Weiner, 48, who served 12 years in the U.S. House of Representatives, is considering a return to politics, the New York Times reported Wednesday. One reason why he would have an impact on the race is that he still holds $4.3 million from an aborted 2009 run for the Democratic mayoral nomination, said Carroll, director of the Quinnipiac University Polling Institute in Hamden, Connecticut.
"His political savvy and his money are two real pluses," Carroll said. "Everybody knows what the negatives are." Weiner's entry into a race that already includes five Democrats would almost guarantee a Sept. 10 primary in which the top vote-getter fails to win 40 percent, Carroll said. That would force a runoff with the second-place finisher. Polls show City Council Speaker Christine Quinn leading among Democrats, though with less than 40 percent support.
"Weiner in or Weiner out, you'd probably have a runoff," Carroll said. "If he entered the race it would be a certainty."
Weiner, a former New York City Council member, said in an e-mail that he was "kinda swamped today," declining further comment. In Congress from 1999 to 2011, he was an advocate for universal health care, stricter gun regulations and increased tax rates on the high-income earners.

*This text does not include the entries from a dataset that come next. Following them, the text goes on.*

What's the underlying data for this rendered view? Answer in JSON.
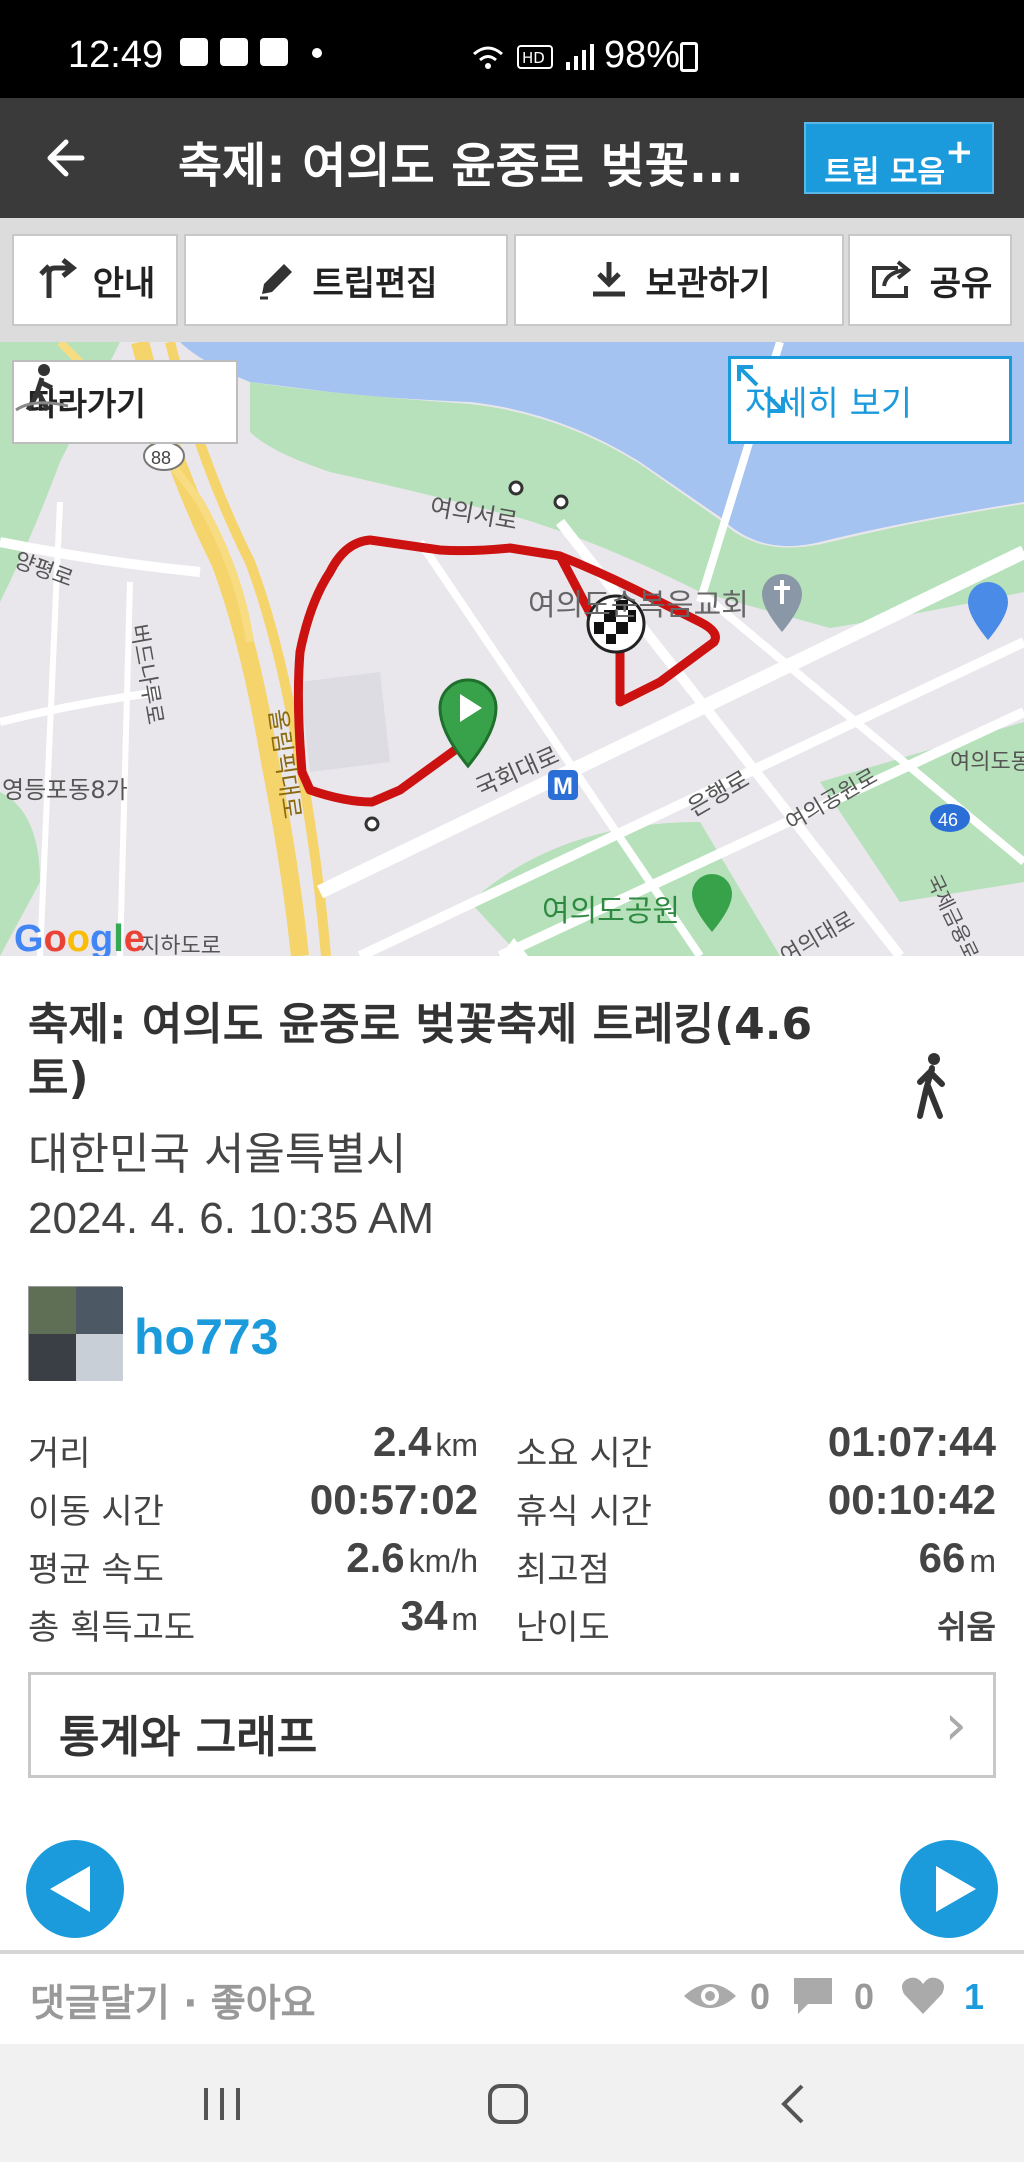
{
  "status_bar": {
    "time": "12:49",
    "battery": "98%"
  },
  "app_bar": {
    "title": "축제: 여의도 윤중로 벚꽃...",
    "collect_button": "트립 모음",
    "collect_plus": "+"
  },
  "toolbar": {
    "guide": "안내",
    "edit": "트립편집",
    "save": "보관하기",
    "share": "공유"
  },
  "map": {
    "follow_button": "따라가기",
    "detail_button": "자세히 보기",
    "labels": {
      "yeouiseoro": "여의서로",
      "church": "여의도순복음교회",
      "gukhoedaero": "국회대로",
      "eunhaengro": "은행로",
      "park_road": "여의공원로",
      "yeouido_park": "여의도공원",
      "olympic": "올림픽대로",
      "yeongdeungpo": "영등포동8가",
      "yeouidaero": "여의대로",
      "gukjegeumyung": "국제금융로",
      "underpass": "지하도로",
      "yeouido_dong": "여의도동",
      "badununaru": "버드나루로",
      "yanpyeong": "양평로",
      "route88": "88",
      "route46": "46",
      "metro": "M"
    },
    "google": "Google"
  },
  "trip": {
    "title": "축제: 여의도 윤중로 벚꽃축제 트레킹(4.6 토)",
    "location": "대한민국 서울특별시",
    "datetime": "2024. 4. 6. 10:35 AM",
    "username": "ho773"
  },
  "stats": {
    "distance_label": "거리",
    "distance_value": "2.4",
    "distance_unit": "km",
    "duration_label": "소요 시간",
    "duration_value": "01:07:44",
    "moving_label": "이동 시간",
    "moving_value": "00:57:02",
    "rest_label": "휴식 시간",
    "rest_value": "00:10:42",
    "speed_label": "평균 속도",
    "speed_value": "2.6",
    "speed_unit": "km/h",
    "max_alt_label": "최고점",
    "max_alt_value": "66",
    "max_alt_unit": "m",
    "gain_label": "총 획득고도",
    "gain_value": "34",
    "gain_unit": "m",
    "difficulty_label": "난이도",
    "difficulty_value": "쉬움"
  },
  "graph_button": {
    "label": "통계와 그래프",
    "chevron": "›"
  },
  "footer": {
    "comment_like": "댓글달기 · 좋아요",
    "views": "0",
    "comments": "0",
    "likes": "1"
  },
  "colors": {
    "accent": "#1c9bdc",
    "route": "#cc1111",
    "appbar": "#3a3a3a"
  }
}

Under city law, a candidate needs $250,000 in donations of $175 or less to qualify for 6-to-1 matching funds. Weiner, who has $248,710 in such claims, needs just $1,290 in contributions to qualify for about $1.5 million in public funds, said Eric Friedman, spokesman for the city Campaign Finance Board.
His deadline to be eligible for matching funds requires him to run for local office this year, Friedman said.

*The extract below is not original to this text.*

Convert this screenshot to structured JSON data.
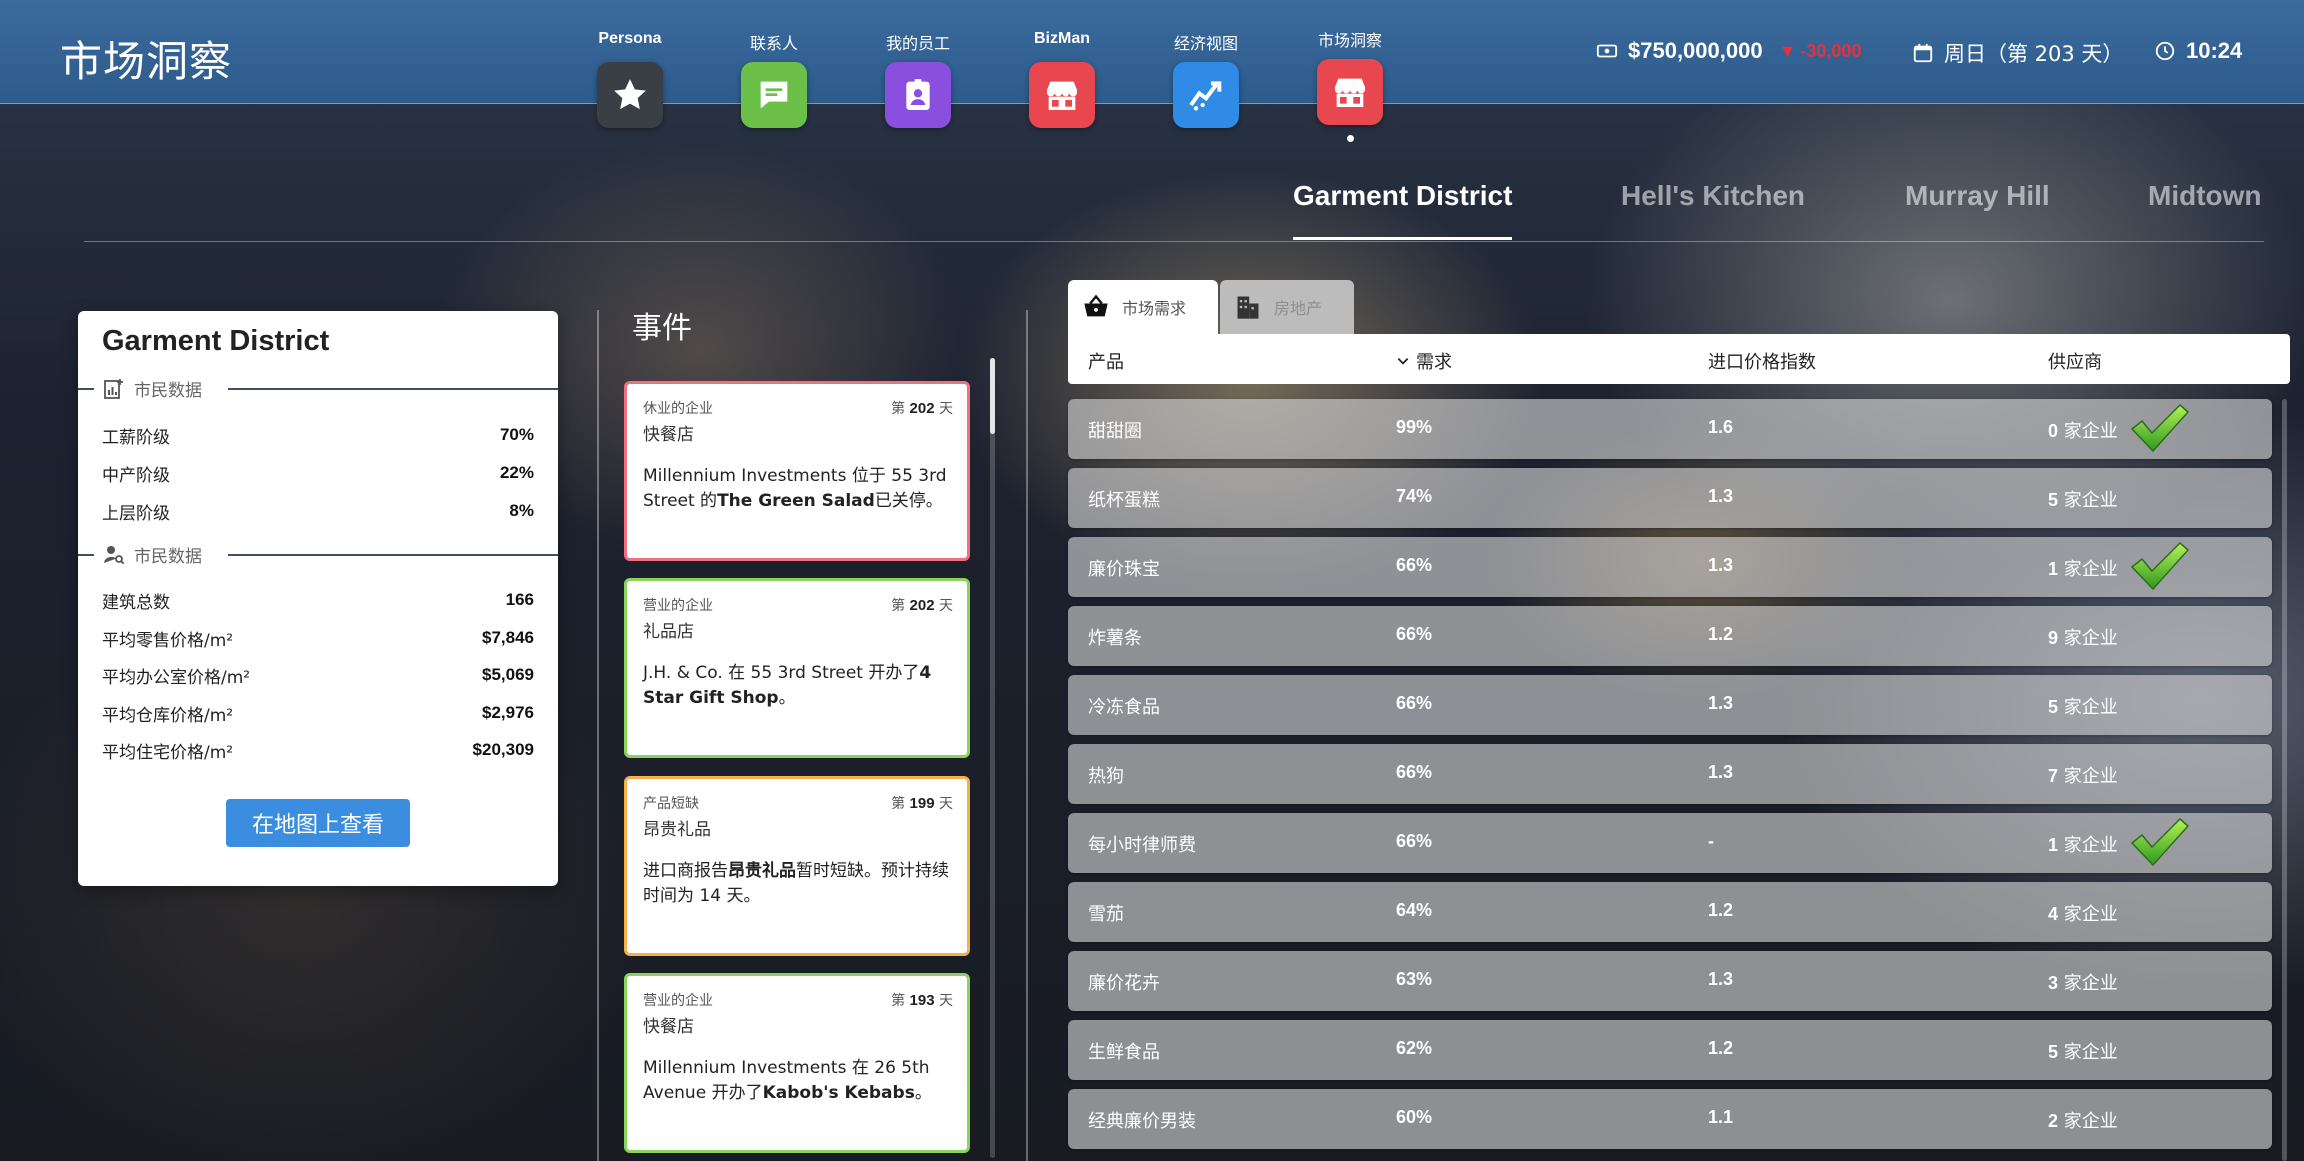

"He would have to run a full bore, honest-to-goodness campaign or he would be required to give back that money," said William Cunningham, a political adviser to former New York Governors Hugh Carey and Mario Cuomo, and Mayor Michael Bloomberg, the founder and majority owner of Bloomberg News parent Bloomberg LP.
"His late entry, with this cloud over his head, makes his chances of winning remote, to say the least," he said.

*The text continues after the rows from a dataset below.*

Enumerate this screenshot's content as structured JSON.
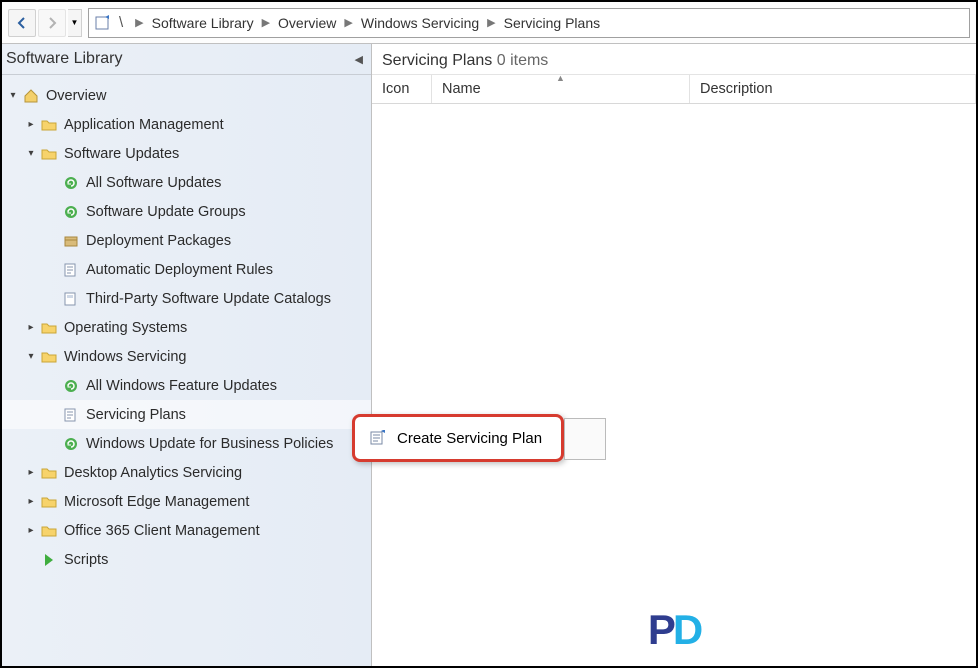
{
  "breadcrumb": {
    "root": "\\",
    "items": [
      "Software Library",
      "Overview",
      "Windows Servicing",
      "Servicing Plans"
    ]
  },
  "sidebar": {
    "title": "Software Library",
    "nodes": [
      {
        "label": "Overview",
        "icon": "home",
        "indent": 0,
        "expander": "down"
      },
      {
        "label": "Application Management",
        "icon": "folder",
        "indent": 1,
        "expander": "right"
      },
      {
        "label": "Software Updates",
        "icon": "folder",
        "indent": 1,
        "expander": "down"
      },
      {
        "label": "All Software Updates",
        "icon": "update-green",
        "indent": 2,
        "expander": ""
      },
      {
        "label": "Software Update Groups",
        "icon": "update-green",
        "indent": 2,
        "expander": ""
      },
      {
        "label": "Deployment Packages",
        "icon": "package",
        "indent": 2,
        "expander": ""
      },
      {
        "label": "Automatic Deployment Rules",
        "icon": "rules",
        "indent": 2,
        "expander": ""
      },
      {
        "label": "Third-Party Software Update Catalogs",
        "icon": "catalog",
        "indent": 2,
        "expander": ""
      },
      {
        "label": "Operating Systems",
        "icon": "folder",
        "indent": 1,
        "expander": "right"
      },
      {
        "label": "Windows Servicing",
        "icon": "folder",
        "indent": 1,
        "expander": "down"
      },
      {
        "label": "All Windows Feature Updates",
        "icon": "update-green",
        "indent": 2,
        "expander": ""
      },
      {
        "label": "Servicing Plans",
        "icon": "rules",
        "indent": 2,
        "expander": "",
        "selected": true
      },
      {
        "label": "Windows Update for Business Policies",
        "icon": "update-green",
        "indent": 2,
        "expander": ""
      },
      {
        "label": "Desktop Analytics Servicing",
        "icon": "folder",
        "indent": 1,
        "expander": "right"
      },
      {
        "label": "Microsoft Edge Management",
        "icon": "folder",
        "indent": 1,
        "expander": "right"
      },
      {
        "label": "Office 365 Client Management",
        "icon": "folder",
        "indent": 1,
        "expander": "right"
      },
      {
        "label": "Scripts",
        "icon": "script",
        "indent": 1,
        "expander": ""
      }
    ]
  },
  "content": {
    "title": "Servicing Plans",
    "count_label": "0 items",
    "columns": {
      "icon": "Icon",
      "name": "Name",
      "desc": "Description"
    }
  },
  "context_menu": {
    "items": [
      {
        "label": "Create Servicing Plan",
        "icon": "rules"
      }
    ]
  },
  "logo": {
    "p": "P",
    "d": "D"
  }
}
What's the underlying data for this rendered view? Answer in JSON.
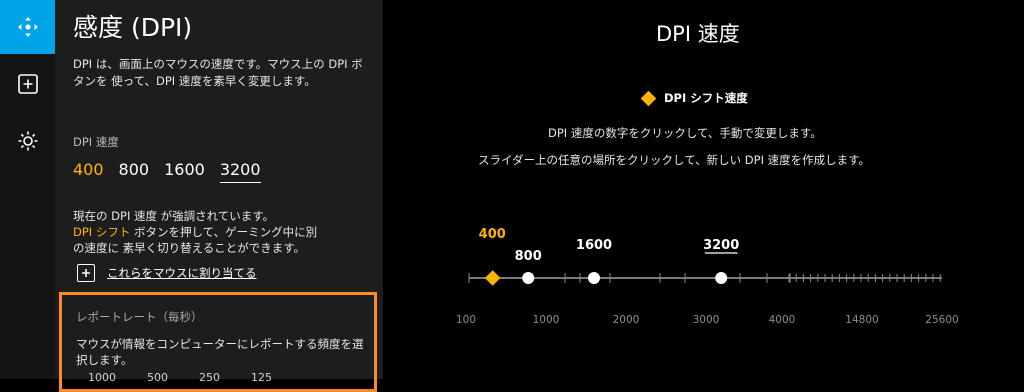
{
  "rail": [
    {
      "name": "move-arrows-icon",
      "active": true
    },
    {
      "name": "plus-box-icon",
      "active": false
    },
    {
      "name": "gear-icon",
      "active": false
    }
  ],
  "panel": {
    "title": "感度 (DPI)",
    "description": "DPI は、画面上のマウスの速度です。マウス上の DPI ボタンを 使って、DPI 速度を素早く変更します。",
    "dpi_label": "DPI 速度",
    "dpi_options": [
      {
        "label": "400",
        "state": "shift"
      },
      {
        "label": "800",
        "state": "normal"
      },
      {
        "label": "1600",
        "state": "normal"
      },
      {
        "label": "3200",
        "state": "current"
      }
    ],
    "info_line1": "現在の DPI 速度 が強調されています。",
    "info_highlight": "DPI シフト",
    "info_line2_rest": " ボタンを押して、ゲーミング中に別",
    "info_line3": "の速度に 素早く切り替えることができます。",
    "assign_label": "これらをマウスに割り当てる",
    "report": {
      "title": "レポートレート（毎秒）",
      "description": "マウスが情報をコンピューターにレポートする頻度を選択します。",
      "rates": [
        "1000",
        "500",
        "250",
        "125"
      ]
    }
  },
  "main": {
    "title": "DPI 速度",
    "legend": "DPI シフト速度",
    "instruction1": "DPI 速度の数字をクリックして、手動で変更します。",
    "instruction2": "スライダー上の任意の場所をクリックして、新しい DPI 速度を作成します。"
  },
  "colors": {
    "accent": "#00a2e8",
    "shift": "#ffb300",
    "highlight_border": "#ff8a1d"
  },
  "chart_data": {
    "type": "scatter",
    "x_scale": "custom piecewise",
    "axis_ticks": [
      100,
      1000,
      2000,
      3000,
      4000,
      14800,
      25600
    ],
    "points": [
      {
        "dpi": 400,
        "label": "400",
        "kind": "shift"
      },
      {
        "dpi": 800,
        "label": "800",
        "kind": "normal"
      },
      {
        "dpi": 1600,
        "label": "1600",
        "kind": "normal"
      },
      {
        "dpi": 3200,
        "label": "3200",
        "kind": "current"
      }
    ]
  }
}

Weiner's resignation came after he admitted that he engaged in "inappropriate conversations" with six women over the previous three years, including on Facebook, e-mail, Twitter and on the phone with one of them.
He had publicly denied sending a racy photograph of himself to a Seattle woman via Twitter, and claimed that his account was hacked. The photo showed a man from the waist down in gray underwear.
Weiner mused about a possible political future for himself in a New York Times magazine article to be published April 14, in which he said he remains undecided about a mayoral bid this year. He described himself as a political underdog, citing private polls he's paid for, the Times reported.
"The fact that I don't know tells me I shouldn't run. Or I should not run now," the Times article quotes him saying. The former Brooklyn-and-Queens-based congressman now lives in a "sprawling apartment" on Manhattan's Park Avenue South, the newspaper reported.
"If Anthony wants to be mayor, he should run," City Comptroller John Liu, who is seeking the Democratic nomination, said Wednesday after a speech. "I would just suggest getting rid of his phone and closing down the Tweeting account."